The Michigan State University (MSU) has been granted $1.2 million to develop new less commonly taught language courses, included one for Armenian, The State News, published by MSU students, reports.
Center for Language Teaching Advancement, or CeLTA, faculty have been awarded funding by the Mellon Foundation for 38 months to create new language programs through a partnership with the Big Ten Academic Alliance.
Though MSU already offers 29 less-commonly taught languages, or LCTLs, and CeLTA faculty hope to add many more, including Armenian, Burmese, Gaelic, Hmong, Serbo-Croatian and Sinhala, according to the Department of Linguistics and Germanic, Slavic, Asian and African Languages’ website.
The new LCTL courses will be taught via CourseShare, an online distance-learning program used throughout Big Ten Academic Alliance schools.
Although LCTL learners agree that access to these languages is important, some students think the university could be doing more.
Less-commonly taught languages are often tied to groups of people who have experienced oppression, and making them more accessible can help begin to change that legacy.
Students without ancestral ties to a less-commonly taught language stand to gain a lot from these programs too, Koen Van Gorp, who will help develop the new courses, said.

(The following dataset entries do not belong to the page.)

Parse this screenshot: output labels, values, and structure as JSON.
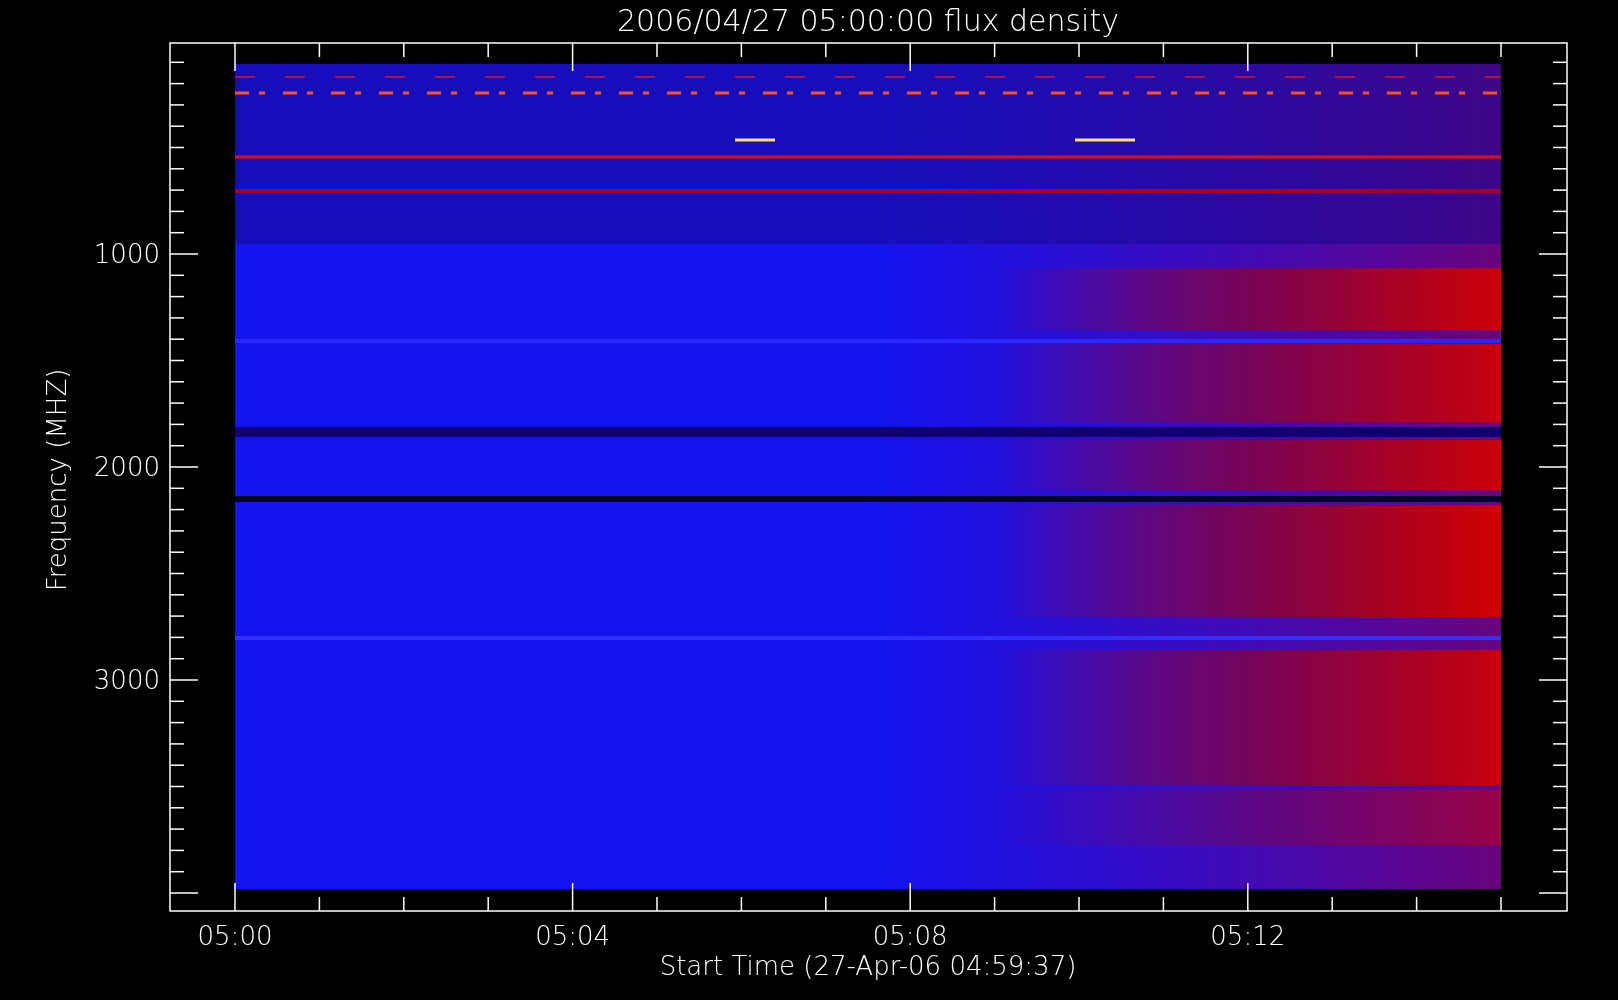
{
  "title": "2006/04/27 05:00:00 flux density",
  "y_axis": {
    "label": "Frequency (MHZ)",
    "ticks": [
      "1000",
      "2000",
      "3000"
    ]
  },
  "x_axis": {
    "label": "Start Time (27-Apr-06 04:59:37)",
    "ticks": [
      "05:00",
      "05:04",
      "05:08",
      "05:12"
    ]
  }
}
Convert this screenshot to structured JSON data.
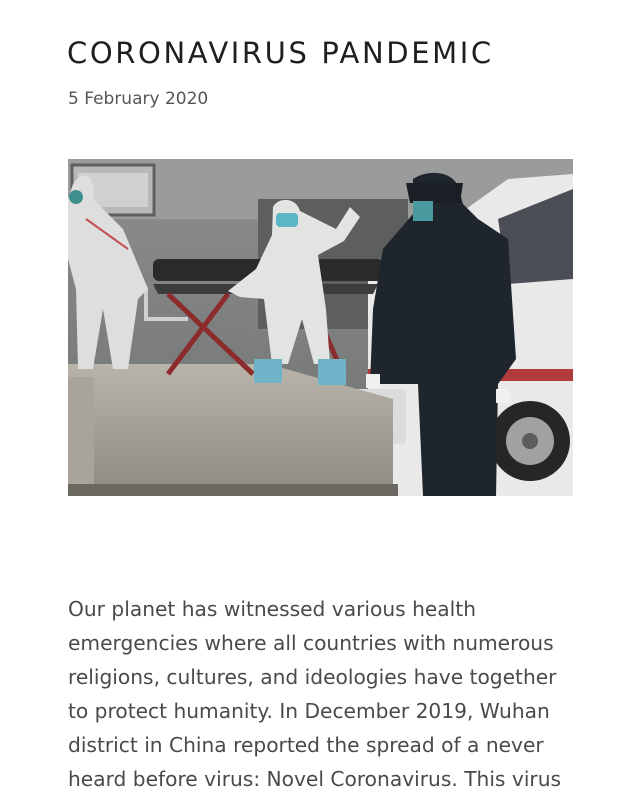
{
  "article": {
    "title": "CORONAVIRUS PANDEMIC",
    "date": "5 February 2020",
    "image": {
      "alt_kind": "photo",
      "subject": "medical workers in protective suits moving a patient on a stretcher next to an ambulance, security guard in foreground"
    },
    "body_lines": [
      "Our planet has witnessed various health",
      "emergencies where all countries with numerous",
      "religions, cultures, and ideologies have together",
      "to protect humanity. In December 2019, Wuhan",
      "district in China reported the spread of a never",
      "heard before virus: Novel Coronavirus. This virus"
    ]
  },
  "colors": {
    "title": "#1f1f1f",
    "text": "#4a4a4a",
    "background": "#ffffff"
  }
}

“I think it’s kind of getting an alternative view of the world,” Van Gorp said. “It opens up new windows, new avenues, new horizons.”
If the new LCTL courses prove successful, the Big Ten Academic Alliance would hope to continue to expand to more languages, executive director Barbara McFadden Allen said.